__Directions__
Whenever the string "text" appears in a line below, please copy the line out.

--- Information given Enclosed Below ---

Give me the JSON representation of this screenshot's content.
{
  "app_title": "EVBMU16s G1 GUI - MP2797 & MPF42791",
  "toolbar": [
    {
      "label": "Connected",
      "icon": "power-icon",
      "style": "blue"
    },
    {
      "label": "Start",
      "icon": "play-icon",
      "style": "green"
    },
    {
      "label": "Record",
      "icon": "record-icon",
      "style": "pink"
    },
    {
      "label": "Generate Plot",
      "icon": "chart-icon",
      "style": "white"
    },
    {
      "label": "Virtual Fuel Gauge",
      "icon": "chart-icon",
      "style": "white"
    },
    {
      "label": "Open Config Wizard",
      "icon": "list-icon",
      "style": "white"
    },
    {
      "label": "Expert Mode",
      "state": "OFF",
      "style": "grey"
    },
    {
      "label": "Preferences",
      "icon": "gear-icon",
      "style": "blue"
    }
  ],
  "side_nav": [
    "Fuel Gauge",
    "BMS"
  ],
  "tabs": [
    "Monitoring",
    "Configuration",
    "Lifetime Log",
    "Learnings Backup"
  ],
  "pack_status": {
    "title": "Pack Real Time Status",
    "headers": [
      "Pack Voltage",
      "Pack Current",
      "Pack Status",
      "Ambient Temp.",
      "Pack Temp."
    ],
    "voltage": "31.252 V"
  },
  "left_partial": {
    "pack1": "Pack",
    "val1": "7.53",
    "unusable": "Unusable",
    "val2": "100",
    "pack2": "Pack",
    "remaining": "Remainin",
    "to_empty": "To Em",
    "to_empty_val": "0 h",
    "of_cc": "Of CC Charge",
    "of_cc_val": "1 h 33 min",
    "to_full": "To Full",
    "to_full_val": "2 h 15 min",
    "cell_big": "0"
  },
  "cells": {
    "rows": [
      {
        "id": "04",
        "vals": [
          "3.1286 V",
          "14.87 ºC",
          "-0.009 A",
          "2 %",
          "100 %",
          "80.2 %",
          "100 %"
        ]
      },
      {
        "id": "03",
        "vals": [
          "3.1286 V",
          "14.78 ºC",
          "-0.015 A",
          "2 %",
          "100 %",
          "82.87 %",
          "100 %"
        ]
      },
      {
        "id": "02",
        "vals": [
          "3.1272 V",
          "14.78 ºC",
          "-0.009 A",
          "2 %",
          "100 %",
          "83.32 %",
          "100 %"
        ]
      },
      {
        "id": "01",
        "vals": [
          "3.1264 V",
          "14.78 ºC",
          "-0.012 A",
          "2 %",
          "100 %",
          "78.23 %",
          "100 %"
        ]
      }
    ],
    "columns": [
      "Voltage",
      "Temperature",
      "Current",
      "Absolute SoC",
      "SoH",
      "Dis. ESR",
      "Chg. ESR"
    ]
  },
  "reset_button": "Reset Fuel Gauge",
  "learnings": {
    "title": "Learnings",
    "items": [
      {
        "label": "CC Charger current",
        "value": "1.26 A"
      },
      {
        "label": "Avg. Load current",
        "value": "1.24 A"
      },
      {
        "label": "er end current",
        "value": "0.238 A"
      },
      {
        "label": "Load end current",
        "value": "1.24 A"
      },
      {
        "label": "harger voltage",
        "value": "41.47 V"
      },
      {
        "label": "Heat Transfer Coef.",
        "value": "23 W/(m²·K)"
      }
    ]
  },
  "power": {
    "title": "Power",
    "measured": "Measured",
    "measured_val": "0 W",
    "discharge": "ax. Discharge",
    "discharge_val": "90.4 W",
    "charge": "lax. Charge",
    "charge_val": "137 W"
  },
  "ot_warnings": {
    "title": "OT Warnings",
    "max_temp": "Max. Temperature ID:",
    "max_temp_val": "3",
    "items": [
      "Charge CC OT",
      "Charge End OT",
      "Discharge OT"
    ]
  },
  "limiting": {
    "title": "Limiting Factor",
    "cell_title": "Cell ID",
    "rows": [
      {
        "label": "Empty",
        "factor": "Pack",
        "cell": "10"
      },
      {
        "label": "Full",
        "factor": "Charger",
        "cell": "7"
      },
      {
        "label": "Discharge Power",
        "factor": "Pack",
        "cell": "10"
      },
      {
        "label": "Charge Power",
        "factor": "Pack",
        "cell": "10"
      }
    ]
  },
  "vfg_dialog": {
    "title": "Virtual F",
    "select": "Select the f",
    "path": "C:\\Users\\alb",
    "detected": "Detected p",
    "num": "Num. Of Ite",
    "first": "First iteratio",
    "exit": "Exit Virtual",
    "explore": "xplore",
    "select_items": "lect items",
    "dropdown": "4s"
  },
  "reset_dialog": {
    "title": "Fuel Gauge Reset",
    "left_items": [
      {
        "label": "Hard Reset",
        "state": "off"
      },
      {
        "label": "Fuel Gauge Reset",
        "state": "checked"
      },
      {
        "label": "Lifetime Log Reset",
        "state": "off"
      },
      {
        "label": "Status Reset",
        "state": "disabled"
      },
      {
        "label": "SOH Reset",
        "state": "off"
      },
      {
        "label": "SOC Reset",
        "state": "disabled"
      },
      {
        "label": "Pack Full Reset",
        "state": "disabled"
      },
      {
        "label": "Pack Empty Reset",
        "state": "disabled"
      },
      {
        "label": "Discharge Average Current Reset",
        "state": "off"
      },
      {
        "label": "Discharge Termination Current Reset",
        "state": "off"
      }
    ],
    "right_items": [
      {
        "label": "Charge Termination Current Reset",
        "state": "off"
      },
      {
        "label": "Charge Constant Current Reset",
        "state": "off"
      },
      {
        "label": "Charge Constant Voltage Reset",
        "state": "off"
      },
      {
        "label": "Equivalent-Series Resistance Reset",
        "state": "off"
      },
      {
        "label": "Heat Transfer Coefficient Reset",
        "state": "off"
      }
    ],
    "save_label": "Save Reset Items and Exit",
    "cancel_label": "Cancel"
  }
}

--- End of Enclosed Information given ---
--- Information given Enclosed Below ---

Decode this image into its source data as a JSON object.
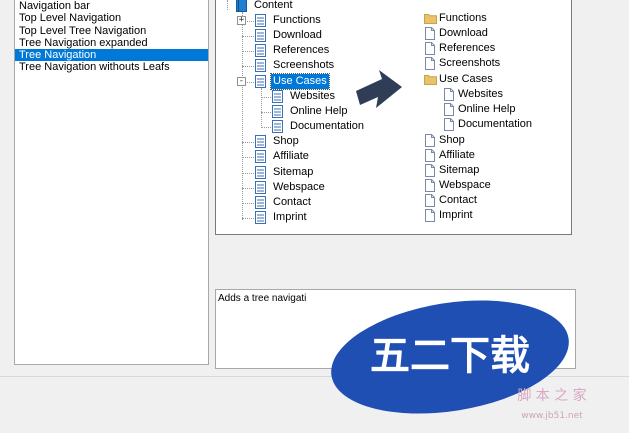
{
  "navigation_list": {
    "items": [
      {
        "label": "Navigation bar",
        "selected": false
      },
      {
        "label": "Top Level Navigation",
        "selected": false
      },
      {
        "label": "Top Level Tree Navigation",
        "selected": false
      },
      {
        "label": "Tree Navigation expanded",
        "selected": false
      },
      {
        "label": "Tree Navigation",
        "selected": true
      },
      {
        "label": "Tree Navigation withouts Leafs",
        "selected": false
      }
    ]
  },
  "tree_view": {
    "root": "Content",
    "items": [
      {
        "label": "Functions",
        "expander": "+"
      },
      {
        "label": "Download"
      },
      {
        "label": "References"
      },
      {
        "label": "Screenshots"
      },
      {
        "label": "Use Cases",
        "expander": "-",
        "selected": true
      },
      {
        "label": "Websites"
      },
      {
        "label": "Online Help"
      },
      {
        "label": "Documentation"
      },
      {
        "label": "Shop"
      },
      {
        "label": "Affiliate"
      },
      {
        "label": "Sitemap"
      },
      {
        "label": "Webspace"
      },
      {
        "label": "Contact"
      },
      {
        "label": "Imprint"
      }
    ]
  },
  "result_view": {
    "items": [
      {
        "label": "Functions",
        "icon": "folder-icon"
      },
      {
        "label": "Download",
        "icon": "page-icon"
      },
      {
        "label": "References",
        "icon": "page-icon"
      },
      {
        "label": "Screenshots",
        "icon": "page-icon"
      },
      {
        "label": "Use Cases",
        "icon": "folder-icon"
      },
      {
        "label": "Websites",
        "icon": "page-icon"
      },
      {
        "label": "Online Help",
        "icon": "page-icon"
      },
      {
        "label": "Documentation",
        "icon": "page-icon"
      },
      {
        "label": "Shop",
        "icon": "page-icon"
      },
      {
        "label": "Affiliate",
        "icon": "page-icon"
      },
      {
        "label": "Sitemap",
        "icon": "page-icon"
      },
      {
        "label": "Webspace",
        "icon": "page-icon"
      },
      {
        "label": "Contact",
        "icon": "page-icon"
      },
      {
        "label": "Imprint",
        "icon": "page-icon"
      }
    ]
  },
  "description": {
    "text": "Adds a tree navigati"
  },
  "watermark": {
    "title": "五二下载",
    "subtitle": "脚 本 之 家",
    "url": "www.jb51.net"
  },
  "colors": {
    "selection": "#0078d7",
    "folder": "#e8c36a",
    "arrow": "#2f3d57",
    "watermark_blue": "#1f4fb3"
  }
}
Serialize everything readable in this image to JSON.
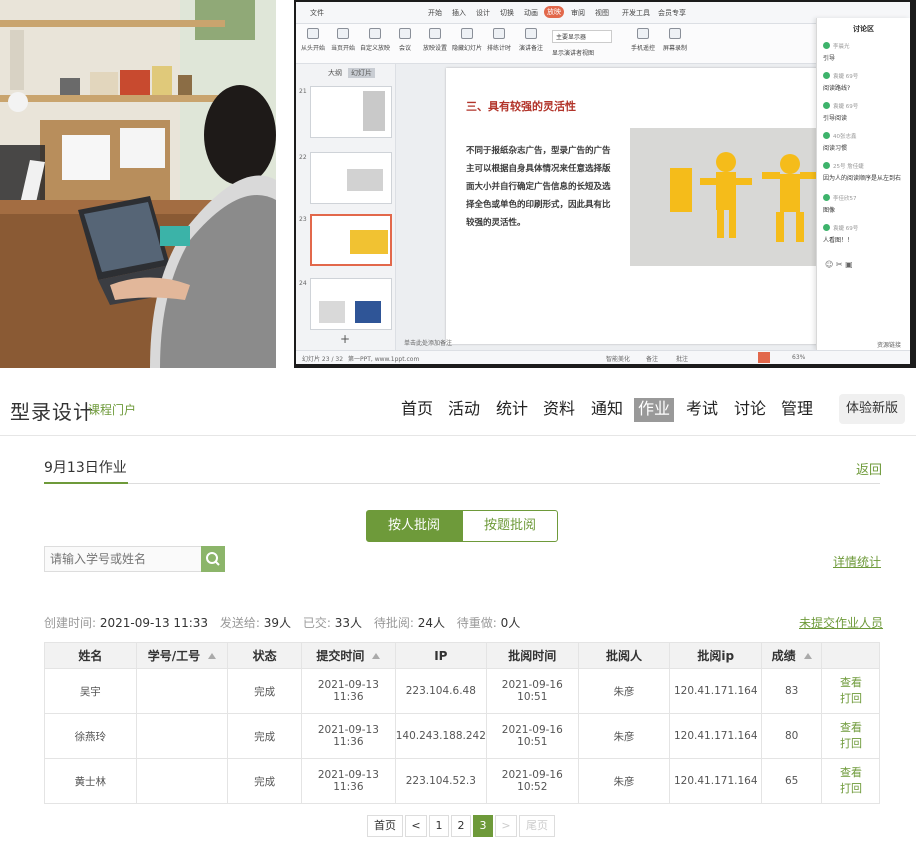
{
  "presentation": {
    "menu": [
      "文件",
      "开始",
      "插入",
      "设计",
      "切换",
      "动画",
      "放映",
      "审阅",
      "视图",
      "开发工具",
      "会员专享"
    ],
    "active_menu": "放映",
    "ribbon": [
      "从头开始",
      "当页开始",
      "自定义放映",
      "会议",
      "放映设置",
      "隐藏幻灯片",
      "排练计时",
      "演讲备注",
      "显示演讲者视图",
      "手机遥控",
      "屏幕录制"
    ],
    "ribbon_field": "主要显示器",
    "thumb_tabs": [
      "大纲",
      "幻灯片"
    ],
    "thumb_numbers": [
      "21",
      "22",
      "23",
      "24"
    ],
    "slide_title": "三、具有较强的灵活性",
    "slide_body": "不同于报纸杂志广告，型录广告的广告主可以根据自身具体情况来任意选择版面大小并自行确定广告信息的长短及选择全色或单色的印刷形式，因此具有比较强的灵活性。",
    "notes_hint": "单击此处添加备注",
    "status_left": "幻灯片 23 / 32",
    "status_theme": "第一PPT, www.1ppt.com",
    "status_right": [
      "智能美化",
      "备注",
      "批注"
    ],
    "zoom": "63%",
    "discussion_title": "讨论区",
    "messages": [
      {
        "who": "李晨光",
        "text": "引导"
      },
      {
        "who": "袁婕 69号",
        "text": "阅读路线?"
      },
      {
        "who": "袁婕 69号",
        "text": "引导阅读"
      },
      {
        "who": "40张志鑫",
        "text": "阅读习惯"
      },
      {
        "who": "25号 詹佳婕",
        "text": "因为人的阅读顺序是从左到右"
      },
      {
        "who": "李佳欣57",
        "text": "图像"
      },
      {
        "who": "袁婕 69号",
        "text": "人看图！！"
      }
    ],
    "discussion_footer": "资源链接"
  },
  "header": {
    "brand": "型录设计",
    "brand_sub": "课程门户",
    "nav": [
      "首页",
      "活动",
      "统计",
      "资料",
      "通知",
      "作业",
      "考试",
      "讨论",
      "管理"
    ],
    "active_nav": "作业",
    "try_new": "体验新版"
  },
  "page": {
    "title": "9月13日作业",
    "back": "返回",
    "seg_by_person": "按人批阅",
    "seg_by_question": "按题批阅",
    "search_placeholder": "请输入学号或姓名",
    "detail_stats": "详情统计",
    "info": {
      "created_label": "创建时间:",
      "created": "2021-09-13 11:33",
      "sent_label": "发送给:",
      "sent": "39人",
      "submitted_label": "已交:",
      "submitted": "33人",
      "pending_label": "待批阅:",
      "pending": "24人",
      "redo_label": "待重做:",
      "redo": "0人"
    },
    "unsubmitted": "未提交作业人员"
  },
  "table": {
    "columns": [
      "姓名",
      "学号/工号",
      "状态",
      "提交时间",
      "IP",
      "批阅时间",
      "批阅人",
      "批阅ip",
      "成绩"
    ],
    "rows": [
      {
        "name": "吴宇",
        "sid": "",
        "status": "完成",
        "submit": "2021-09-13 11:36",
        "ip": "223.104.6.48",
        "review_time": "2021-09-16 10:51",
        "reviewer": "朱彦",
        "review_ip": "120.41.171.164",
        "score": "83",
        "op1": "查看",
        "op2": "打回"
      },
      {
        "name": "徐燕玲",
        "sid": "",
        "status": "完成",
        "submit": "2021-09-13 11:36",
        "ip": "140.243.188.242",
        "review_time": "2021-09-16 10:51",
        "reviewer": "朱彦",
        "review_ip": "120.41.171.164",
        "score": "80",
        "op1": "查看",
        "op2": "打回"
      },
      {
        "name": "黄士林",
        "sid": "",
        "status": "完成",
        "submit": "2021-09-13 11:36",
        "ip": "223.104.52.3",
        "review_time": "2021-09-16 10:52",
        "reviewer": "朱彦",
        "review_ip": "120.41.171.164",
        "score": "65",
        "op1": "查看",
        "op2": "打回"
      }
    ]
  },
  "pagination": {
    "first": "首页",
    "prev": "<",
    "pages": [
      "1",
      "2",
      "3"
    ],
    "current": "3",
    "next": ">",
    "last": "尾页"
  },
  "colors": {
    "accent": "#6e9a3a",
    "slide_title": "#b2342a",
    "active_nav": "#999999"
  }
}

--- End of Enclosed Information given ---

__Response for this exercise__
    "text": "Adds a tree navigati"
        "text": "引导"
        "text": "阅读路线?"
        "text": "引导阅读"
        "text": "阅读习惯"
        "text": "因为人的阅读顺序是从左到右"
        "text": "图像"
        "text": "人看图！！"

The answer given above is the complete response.